One of the artist's favourite pursuits, especially abroad, was exploring the contents of antique shops in search of the rare books, medals and china that he collected. This little picture is a reflection of his fascination with the old and the odd.
Acc. No.NG 1731
MediumOil on canvas
Size20.50 x 41.40 cm (framed: 37.00 x 58.30 x 8.00 cm)
CreditBequest of Alexander Fowler Roberts 1929
Sir William Fettes Douglas (Scottish, 1822 - 1891)
A self-taught painter, William Fettes Douglas worked as a bank clerk in Edinburgh for ten years. He was a keen antiquarian and collector, and his interests in those fields influenced his choice of subject-matter which sometimes included alchemy, astrology and magic. Enormously learned, he was appointed Director of the National Gallery of Scotland in 1877 and five years later, President of the Royal Scottish Academy.
Relating to the study or collection of antiques, particularly from the civilisations of ancient Greece and Rome. It is also used for a person engaged in this work.
Royal Scottish Academy
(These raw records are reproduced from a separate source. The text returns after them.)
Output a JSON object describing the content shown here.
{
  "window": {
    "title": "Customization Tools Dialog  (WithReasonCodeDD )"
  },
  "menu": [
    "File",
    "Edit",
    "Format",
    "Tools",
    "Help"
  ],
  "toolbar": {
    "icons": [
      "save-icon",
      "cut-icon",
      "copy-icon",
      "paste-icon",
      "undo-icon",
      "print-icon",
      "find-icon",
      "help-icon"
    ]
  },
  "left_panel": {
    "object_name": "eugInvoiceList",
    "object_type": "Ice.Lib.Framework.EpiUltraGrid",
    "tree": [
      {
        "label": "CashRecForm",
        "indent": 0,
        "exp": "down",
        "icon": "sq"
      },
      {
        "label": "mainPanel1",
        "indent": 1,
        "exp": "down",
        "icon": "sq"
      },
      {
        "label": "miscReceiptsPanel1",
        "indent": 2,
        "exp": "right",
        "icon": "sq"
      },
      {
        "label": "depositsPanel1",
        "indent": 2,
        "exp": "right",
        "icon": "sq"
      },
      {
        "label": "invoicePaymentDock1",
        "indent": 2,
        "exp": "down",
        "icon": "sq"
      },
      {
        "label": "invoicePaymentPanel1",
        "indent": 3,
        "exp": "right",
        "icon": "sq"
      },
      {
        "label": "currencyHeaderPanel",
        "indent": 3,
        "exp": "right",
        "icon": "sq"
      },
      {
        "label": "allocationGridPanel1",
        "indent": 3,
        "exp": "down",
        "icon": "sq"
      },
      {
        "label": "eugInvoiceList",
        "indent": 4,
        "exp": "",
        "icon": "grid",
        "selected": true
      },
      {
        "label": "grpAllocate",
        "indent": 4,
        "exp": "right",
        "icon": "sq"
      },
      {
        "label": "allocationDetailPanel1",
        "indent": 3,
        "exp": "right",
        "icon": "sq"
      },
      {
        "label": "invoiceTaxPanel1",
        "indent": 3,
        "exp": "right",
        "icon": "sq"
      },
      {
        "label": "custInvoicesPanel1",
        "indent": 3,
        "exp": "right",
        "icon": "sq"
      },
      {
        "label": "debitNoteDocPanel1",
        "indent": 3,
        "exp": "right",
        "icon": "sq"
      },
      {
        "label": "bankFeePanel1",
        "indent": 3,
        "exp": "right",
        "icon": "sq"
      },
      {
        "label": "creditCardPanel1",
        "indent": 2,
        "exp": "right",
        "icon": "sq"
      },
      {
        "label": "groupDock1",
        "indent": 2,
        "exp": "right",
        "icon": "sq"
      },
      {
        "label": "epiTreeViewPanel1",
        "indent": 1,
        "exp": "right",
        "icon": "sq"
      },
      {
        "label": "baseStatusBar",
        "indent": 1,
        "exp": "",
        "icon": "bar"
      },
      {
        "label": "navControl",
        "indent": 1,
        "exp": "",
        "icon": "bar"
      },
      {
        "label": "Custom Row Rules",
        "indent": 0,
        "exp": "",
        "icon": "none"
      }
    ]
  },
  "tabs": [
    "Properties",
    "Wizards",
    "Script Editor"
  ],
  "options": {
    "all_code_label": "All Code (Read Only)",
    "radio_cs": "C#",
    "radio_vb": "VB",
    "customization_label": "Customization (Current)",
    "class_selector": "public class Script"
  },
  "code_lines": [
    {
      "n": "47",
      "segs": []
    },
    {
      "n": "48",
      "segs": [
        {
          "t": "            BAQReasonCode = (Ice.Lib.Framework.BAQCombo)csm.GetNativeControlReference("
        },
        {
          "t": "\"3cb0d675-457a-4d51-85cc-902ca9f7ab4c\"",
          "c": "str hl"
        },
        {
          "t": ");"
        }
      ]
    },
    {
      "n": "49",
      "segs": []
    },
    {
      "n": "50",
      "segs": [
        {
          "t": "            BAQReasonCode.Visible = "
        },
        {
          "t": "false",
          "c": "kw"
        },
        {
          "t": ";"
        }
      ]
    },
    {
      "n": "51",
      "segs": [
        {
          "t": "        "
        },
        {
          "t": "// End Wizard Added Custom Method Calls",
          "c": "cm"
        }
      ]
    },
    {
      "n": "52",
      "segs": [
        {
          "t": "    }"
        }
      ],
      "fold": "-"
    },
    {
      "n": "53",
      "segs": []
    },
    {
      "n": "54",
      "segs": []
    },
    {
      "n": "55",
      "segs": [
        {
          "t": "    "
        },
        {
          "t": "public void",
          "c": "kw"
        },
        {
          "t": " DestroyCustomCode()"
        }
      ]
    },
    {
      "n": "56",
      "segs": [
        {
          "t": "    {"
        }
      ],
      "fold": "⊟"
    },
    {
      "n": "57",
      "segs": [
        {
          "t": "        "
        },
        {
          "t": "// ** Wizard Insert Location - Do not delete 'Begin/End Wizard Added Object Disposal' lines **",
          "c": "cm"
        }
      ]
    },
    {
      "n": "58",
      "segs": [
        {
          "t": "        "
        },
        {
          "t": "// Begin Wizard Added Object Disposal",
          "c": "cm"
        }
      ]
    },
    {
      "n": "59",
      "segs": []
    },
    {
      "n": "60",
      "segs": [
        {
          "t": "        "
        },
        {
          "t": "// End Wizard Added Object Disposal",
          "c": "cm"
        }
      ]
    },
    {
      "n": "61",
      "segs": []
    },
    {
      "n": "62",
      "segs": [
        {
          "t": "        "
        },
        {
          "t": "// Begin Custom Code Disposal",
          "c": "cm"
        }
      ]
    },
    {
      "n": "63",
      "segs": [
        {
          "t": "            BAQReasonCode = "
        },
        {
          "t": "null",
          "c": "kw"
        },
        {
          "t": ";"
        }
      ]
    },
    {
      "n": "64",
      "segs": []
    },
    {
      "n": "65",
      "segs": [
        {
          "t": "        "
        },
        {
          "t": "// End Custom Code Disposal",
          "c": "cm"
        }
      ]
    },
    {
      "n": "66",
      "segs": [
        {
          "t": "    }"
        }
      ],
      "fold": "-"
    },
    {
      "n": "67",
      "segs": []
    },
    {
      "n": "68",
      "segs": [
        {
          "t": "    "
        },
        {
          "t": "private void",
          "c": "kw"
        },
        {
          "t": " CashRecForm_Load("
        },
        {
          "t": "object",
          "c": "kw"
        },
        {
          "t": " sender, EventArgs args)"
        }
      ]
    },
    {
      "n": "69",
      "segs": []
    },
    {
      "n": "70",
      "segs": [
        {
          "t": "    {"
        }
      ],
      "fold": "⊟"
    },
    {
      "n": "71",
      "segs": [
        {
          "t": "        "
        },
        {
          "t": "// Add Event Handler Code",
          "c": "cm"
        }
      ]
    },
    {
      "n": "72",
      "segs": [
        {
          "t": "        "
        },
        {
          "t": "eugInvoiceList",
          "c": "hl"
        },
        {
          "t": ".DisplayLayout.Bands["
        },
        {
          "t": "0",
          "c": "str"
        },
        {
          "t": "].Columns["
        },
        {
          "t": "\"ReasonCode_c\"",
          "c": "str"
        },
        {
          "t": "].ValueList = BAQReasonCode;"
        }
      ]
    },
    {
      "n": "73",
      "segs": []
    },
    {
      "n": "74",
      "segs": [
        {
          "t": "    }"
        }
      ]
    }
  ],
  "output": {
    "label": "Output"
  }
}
The Royal Scottish Academy (RSA) was formed in Edinburgh in 1826 by Scottish artists who felt alienated by what they perceived as the elitism of the Royal Institution and its management of contemporary art exhibitions. In 1835, the RSA secured exhibition rights in the Royal Institution building, which had been erected on The Mound by the Board of Manufactures in 1826. The RSA and the Board frequently argued over responsibilities for advanced art education. From 1859, the RSA shared the premises of the new National Gallery of Scotland under the Board’s custody. In 1910, after transferring most of its art collections to the Gallery, the RSA gained exclusive tenancy of the former Royal Institution building, where it continues to hold large-scale annual exhibitions.